How do we know that 1663 is a prime number? If 1663 were not a prime number, then it would be divisible by at least one prime number less than or equal to √1663. Since 1663 cannot be divided evenly by 2, 3, 5, 7, 11, 13, 17, 19, 23, 29, 31, or 37, we know that 1663 is a prime number.

More About the Number 1663:

1663 is the sum of consecutive numbers in only one way:
831 + 832 = 1663.

1663 is the difference of two squares in only one way:
832² – 831² = 1663.

What do you notice about those two number facts?

1662 Declare Your Independence!

Today’s Puzzle:

Tomorrow is Independence Day in the United States. Happy Independence Day! Wherever you live, you can have a different kind of independence day, and it can happen any day of the year:

Are you dependent on a calculator, Siri, or someone or something else to give you any of the products or divisors in a multiplication table? Solving these Find the Factors puzzles can help you be more familiar with the table and declare your independence from those outside sources! Use logic to help you find its unique solution. Yes, mystery-level puzzles can be tricky, but I’ll give you a hint under the puzzle if you need it.

The logic to get started: One column has 40, 50 and another column has 10, 60. There are only two numbers that can go at the top of either one of those columns: 5 and 10. We don’t know which column gets which number, however. But it is still enough to tell us that the other 5 and 10 must go in the first column with the 10 being a factor of 70 and the 5 being a factor of 50.

Factors of 1662:

Knowing some divisibility rules can also help you declare your independence!

1662 is even, so it is divisible by 2.
1 + 2 = 3, so 1662 is divisible by 3. (Why wasn’t it necessary to include the 6’s in that calculation?)
Since 1662 is divisible by both 2 and 3, it is divisible by 6, too.

  • 1662 is a composite number.
  • Prime factorization: 1662 = 2 × 3 × 277.
  • 1662 has no exponents greater than 1 in its prime factorization, so √1662 cannot be simplified.
  • The exponents in the prime factorization are 1, 1, and 1. Adding one to each exponent and multiplying we get (1 + 1)(1 + 1)(1 + 1) = 2 × 2 × 2 = 8. Therefore 1662 has exactly 8 factors.
  • The factors of 1662 are outlined with their factor pair partners in the graphic below.

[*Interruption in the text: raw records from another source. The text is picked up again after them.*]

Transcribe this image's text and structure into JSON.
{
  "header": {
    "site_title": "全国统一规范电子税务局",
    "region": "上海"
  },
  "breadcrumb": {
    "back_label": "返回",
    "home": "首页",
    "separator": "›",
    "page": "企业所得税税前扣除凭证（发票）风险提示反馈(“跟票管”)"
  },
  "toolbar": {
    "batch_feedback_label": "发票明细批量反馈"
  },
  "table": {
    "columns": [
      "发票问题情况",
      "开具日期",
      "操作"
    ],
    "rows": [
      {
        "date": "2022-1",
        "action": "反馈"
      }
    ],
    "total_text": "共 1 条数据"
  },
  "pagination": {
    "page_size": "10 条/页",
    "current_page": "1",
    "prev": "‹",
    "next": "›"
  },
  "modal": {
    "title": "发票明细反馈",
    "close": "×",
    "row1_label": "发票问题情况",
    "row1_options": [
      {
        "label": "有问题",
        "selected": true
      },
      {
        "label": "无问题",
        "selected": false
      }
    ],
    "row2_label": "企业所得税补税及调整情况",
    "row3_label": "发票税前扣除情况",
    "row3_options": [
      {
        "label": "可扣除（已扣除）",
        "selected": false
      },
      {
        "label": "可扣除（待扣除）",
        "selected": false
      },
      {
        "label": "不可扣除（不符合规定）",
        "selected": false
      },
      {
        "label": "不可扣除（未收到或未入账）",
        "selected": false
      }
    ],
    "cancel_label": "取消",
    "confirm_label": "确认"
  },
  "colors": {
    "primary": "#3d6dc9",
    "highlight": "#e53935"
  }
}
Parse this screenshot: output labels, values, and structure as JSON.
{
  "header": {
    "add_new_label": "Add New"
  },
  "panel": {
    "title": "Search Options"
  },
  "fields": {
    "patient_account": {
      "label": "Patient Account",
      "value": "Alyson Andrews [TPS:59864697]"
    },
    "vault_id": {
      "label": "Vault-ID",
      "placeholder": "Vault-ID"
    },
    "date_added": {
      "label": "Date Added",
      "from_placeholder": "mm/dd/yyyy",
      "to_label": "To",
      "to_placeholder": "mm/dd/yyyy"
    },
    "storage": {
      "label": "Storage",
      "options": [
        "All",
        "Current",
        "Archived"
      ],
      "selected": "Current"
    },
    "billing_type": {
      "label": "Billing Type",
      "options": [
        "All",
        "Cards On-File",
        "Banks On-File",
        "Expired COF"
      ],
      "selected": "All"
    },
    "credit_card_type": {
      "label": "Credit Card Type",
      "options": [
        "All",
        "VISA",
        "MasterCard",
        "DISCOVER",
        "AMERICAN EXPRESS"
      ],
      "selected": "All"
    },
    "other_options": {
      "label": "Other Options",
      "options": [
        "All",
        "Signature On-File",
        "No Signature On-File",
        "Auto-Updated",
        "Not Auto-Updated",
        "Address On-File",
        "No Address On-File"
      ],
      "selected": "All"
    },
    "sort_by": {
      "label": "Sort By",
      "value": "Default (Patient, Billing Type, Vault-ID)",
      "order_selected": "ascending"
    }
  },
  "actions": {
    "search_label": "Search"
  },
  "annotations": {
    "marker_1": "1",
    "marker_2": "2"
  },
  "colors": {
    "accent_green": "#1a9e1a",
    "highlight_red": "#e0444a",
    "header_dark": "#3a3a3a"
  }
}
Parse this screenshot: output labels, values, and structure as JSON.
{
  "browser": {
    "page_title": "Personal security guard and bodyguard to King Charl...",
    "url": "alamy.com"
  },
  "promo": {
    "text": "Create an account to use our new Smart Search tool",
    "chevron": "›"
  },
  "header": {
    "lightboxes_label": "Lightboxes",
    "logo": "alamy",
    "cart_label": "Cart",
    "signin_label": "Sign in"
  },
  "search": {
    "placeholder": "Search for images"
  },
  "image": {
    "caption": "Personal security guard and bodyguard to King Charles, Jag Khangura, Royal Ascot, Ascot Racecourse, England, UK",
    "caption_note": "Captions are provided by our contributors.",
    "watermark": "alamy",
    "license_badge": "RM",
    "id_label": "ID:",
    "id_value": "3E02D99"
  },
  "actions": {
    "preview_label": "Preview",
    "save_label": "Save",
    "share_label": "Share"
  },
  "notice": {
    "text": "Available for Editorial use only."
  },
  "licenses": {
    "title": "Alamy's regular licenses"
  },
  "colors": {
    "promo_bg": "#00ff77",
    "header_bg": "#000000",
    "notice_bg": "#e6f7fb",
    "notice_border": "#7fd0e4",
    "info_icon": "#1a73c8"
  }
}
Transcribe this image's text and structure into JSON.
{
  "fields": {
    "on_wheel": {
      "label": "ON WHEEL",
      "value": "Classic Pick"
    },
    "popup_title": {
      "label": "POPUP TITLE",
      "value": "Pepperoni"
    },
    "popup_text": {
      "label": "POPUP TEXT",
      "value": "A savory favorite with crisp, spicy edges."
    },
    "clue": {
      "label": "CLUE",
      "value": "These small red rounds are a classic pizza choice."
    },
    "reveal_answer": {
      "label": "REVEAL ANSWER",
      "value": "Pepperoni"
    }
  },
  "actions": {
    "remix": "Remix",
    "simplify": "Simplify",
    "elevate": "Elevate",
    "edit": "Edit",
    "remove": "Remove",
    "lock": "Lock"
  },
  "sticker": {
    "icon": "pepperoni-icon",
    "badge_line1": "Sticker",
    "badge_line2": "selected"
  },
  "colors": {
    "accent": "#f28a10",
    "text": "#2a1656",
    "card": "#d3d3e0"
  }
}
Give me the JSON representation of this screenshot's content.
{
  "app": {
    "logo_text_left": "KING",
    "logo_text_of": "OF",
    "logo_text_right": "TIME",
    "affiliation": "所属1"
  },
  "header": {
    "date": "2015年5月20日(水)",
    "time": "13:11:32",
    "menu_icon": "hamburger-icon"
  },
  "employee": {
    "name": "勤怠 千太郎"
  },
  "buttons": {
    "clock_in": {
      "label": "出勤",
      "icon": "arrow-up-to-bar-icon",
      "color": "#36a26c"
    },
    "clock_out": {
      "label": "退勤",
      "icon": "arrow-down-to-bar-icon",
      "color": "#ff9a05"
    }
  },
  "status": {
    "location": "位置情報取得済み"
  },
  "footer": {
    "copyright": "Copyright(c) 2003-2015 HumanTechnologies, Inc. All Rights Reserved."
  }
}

More About the Number 1662:

1662 is the hypotenuse of a Pythagorean triple:
690-1512-1662, which is 6 times (115-252-277).
Did you notice all the repeating digits in that triple?